Fifty-three alumni of these programs (notably, RBI, Youth Academies, Breakthrough Series, DREAM Series, Hank Aaron Invitational) appeared on the eight team rosters of the 2022 Andre Dawson Classic.
This represented a 112 percent increase from the last Andre Dawson Classic, held in 2020.
Youth Outreach and Amateur Baseball Development programming has helped advance hundreds of young players of color, primarily African-American youth, to both professional and collegiate baseball.
Since 2015, more than 220 alumni of MLB-led baseball programming – Hank Aaron Invitational, DREAM Series, Breakthrough Series – have been drafted since 2015.
Breakthrough Series launched in 2008 and nearly 300 alumni have been drafted. Twenty of those kids have reached the Major Leagues, 10 of whom are on Opening Day rosters.
Hank Aaron Invitational launched in 2015 and nearly 50 alumni have been drafted, most notably Hunter Greene, the first HAI product to make the Major Leagues.
MLB Youth Academy – Of all MLB-funded Youth Academies across the globe, the first one opened in Compton in 2006.
In that same timeframe, 95 percent (on average) of all participants in baseball development programs have gone on to attend college, play college baseball, or reach the professional levels.
MLB’s approach to engaging children in the Black community focuses on three tracks: grassroots, league-play and development:
Grassroots: Through the PLAY BALL initiative, MLB has connected directly with Black Churches, Boys & Girls Clubs of America and other community leaders to provide fun, interactive experiences at which kids also receive equipment to take home.
League-play: MLB continues to emphasize the growth and reach of the Reviving Baseball in Inner Cities program to offer affordable and quality league play to children of diverse backgrounds in various communities (urban, suburban and rural) around the country.
Development: MLB’s development programs – specifically the DREAM Series, Breakthrough Series and Hank Aaron Invitational – provide Major League quality opportunities for high school-age players of color to develop their skills for the next levels of the game.
The MLB Draft continues to show promising signs for a future increase in Black or African-American players.
Between 2012 and 2021, the first round of the MLB Draft featured 56 Black or African-American players out of 319 selections (17.5 percent), including a large percentage of alumni from MLB-led youth & amateur baseball development programs.
In the most well-known and respected outlets tracking 2022 MLB Draft prospects, the top-3 ranked are all players of color who have different levels of direct experience in MLB Diversity Development programming, including Termarr Johnson (RBI, DREAM Series, Breakthrough Series, Hank Aaron Invitational), Elijah Green (DREAM Series, Breakthrough Series, Hank Aaron Invitational) and Druw Jones (DREAM Series).

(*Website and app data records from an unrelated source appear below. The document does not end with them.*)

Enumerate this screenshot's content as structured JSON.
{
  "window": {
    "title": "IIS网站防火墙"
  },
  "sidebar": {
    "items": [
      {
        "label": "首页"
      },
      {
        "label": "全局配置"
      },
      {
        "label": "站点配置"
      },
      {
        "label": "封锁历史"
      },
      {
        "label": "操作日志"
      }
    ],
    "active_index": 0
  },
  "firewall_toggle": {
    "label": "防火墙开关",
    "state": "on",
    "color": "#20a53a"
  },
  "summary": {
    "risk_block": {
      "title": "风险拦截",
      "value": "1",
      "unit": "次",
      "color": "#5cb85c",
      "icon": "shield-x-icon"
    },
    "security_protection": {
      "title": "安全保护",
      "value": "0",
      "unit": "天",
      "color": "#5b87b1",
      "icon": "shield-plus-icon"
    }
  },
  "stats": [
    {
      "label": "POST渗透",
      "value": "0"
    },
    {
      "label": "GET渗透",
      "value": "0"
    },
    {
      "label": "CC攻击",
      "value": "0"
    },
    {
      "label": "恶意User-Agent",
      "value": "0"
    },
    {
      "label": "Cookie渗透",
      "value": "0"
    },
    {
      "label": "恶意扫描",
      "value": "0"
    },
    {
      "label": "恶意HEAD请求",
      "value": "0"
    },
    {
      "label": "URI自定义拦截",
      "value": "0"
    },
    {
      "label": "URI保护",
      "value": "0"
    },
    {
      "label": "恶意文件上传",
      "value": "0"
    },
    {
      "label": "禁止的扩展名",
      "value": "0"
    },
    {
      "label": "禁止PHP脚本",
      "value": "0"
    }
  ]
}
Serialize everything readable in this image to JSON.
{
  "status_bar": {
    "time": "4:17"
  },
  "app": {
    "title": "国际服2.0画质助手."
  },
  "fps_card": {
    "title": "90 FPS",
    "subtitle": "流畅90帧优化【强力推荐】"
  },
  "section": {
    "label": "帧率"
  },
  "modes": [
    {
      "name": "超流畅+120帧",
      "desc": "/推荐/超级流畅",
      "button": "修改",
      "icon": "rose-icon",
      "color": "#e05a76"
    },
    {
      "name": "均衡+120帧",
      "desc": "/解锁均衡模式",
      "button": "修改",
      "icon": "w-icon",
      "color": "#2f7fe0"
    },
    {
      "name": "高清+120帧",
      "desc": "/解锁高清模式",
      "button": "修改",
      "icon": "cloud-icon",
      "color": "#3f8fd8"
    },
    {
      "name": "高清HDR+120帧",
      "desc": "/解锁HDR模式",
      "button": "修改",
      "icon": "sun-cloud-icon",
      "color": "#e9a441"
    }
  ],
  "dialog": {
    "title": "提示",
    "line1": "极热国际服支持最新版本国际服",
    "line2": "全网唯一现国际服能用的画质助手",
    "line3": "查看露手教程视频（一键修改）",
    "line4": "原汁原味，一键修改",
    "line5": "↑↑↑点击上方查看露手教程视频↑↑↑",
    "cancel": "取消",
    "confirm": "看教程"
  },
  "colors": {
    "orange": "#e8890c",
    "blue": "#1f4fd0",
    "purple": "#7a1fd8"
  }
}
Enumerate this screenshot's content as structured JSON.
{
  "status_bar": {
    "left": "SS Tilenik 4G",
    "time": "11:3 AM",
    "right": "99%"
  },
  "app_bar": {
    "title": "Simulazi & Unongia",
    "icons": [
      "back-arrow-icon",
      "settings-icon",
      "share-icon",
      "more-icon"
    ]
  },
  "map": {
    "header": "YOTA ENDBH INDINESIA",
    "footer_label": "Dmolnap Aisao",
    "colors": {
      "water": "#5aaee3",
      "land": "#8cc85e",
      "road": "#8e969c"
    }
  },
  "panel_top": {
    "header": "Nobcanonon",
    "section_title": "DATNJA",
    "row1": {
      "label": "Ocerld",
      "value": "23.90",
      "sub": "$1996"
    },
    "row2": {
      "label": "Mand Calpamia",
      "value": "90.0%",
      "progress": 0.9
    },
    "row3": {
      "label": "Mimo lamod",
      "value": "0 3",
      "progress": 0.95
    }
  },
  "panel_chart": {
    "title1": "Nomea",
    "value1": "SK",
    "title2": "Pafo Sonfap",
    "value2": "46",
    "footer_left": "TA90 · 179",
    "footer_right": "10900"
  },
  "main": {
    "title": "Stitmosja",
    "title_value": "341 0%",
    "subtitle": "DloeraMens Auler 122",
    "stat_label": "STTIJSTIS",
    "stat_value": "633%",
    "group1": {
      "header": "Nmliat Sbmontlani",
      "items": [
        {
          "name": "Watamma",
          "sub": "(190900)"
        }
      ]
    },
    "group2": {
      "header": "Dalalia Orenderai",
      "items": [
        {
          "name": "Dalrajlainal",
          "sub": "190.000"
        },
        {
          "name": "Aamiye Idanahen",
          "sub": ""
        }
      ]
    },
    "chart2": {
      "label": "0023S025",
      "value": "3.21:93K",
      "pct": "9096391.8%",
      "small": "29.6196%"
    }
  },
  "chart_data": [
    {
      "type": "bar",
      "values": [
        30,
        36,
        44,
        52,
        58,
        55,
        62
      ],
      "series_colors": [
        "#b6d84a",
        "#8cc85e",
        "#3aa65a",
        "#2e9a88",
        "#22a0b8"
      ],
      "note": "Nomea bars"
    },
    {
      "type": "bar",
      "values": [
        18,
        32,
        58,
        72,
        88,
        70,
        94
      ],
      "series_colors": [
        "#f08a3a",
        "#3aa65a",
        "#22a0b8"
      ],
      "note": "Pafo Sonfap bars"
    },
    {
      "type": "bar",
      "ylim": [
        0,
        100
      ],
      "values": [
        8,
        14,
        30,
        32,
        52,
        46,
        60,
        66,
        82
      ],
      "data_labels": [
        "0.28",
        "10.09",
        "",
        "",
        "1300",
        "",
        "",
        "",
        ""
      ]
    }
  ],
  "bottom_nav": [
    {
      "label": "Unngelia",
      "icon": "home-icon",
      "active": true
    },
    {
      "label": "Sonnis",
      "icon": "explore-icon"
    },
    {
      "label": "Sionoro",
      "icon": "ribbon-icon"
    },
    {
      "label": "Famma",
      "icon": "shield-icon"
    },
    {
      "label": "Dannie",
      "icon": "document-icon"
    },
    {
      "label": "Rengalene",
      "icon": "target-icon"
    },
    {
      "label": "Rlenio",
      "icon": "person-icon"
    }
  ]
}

In 2021, Major League Baseball committed significant financial and personnel investments with several partners to bolster efforts to increase diversity throughout baseball and decrease opportunity gaps in society, specifically with the Players Alliance and Boys & Girls Clubs of America. This is in addition to the continued steadfast support of the Jackie Robinson Foundation.
The Players Alliance: In 2021, MLB announced a significant commitment to the Players Alliance (a nonprofit organization of active and former Black Major League players) of up to $150 million dollars over a 10-year period, beginning in 2023. This long-term partnership will aim to further improve access to the sport for the Black community in an effort to improve Black diversity on the field, in managerial and coaching positions and front office leadership.
Overall, there are 635 MLB Develops alumni (graduating high school 2018 or later) that have played college baseball Approximately 90 percent of this group are Black.